As ubiquitous as the Sand Island eviction story was for four months on the news, it seems to end with no resolution. In ENG File #73, February 25th, 1980, a solo interview with Abraham Ahmad, “Uncle Puhipau,” outside of the ʻIolani Palace, where he discusses how their option now is to charge the State for breach of trust and bring the attention of the 5F issue to the U.S. Attorney General. ENG File #74 shows a legislature meeting with local community members while they voice their concerns, but the outcome is unclear.
To my knowledge and from what I’ve been able to determine from research, ultimately the space was not developed the way the State intended when they evicted the residents, and there is still trouble in determining its function; ironically an article from 2014 speaks about a proposal for a homeless shelter in the Sand Island State Recreation Area, featuring facilities and housing which would temporarily abade the homeless crisis. I’d be curious how the Sand Island State Recreation Area is used today, and what is and is not included in whatever history of the land they might share in the visitor’s center.
It’s important to keep in mind that KGMB news did not have the same ability to see a broader outline of the events that led up to the State’s reclamation of the land as I did; nor could they have known the failed outcome. The segments tended to frame the conflict with the State in the more positive light. However, it appears evident in the footage that the reporters were making the effort to interview residents for their side of the story.

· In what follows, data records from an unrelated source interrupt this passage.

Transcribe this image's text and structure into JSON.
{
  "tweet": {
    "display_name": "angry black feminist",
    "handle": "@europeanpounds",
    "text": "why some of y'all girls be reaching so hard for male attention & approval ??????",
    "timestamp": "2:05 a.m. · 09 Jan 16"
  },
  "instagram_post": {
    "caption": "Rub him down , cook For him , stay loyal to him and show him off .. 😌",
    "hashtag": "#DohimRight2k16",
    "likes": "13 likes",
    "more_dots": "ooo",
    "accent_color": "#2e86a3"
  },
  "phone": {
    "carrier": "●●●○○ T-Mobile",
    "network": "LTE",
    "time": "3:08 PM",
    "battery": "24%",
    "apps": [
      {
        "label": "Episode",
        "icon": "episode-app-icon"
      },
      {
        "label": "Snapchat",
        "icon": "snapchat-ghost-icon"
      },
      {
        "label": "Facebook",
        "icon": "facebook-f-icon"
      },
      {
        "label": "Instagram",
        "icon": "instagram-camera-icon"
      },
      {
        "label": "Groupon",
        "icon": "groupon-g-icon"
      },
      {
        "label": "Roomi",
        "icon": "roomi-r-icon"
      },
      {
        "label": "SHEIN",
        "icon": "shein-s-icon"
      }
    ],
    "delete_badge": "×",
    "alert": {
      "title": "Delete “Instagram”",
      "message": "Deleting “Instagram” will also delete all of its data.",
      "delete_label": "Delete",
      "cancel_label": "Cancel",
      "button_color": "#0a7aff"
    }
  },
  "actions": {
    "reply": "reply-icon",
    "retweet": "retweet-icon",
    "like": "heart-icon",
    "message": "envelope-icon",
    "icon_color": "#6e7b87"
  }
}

After seeing how drastically the narrative of the Sand Island community can be transformed through the absence of crucial information, I am even more convinced that it is essential to be able to save and preserve as much history as possible from local filmmakers and creators; the ability to see multiple sides of the same story paints a fuller picture. In fact, The Sand Island Story has hours of RAW footage that wasn’t included in the final cut that I’m very interested to check out; especially when the internet doesn’t yield many results on the residents’ side.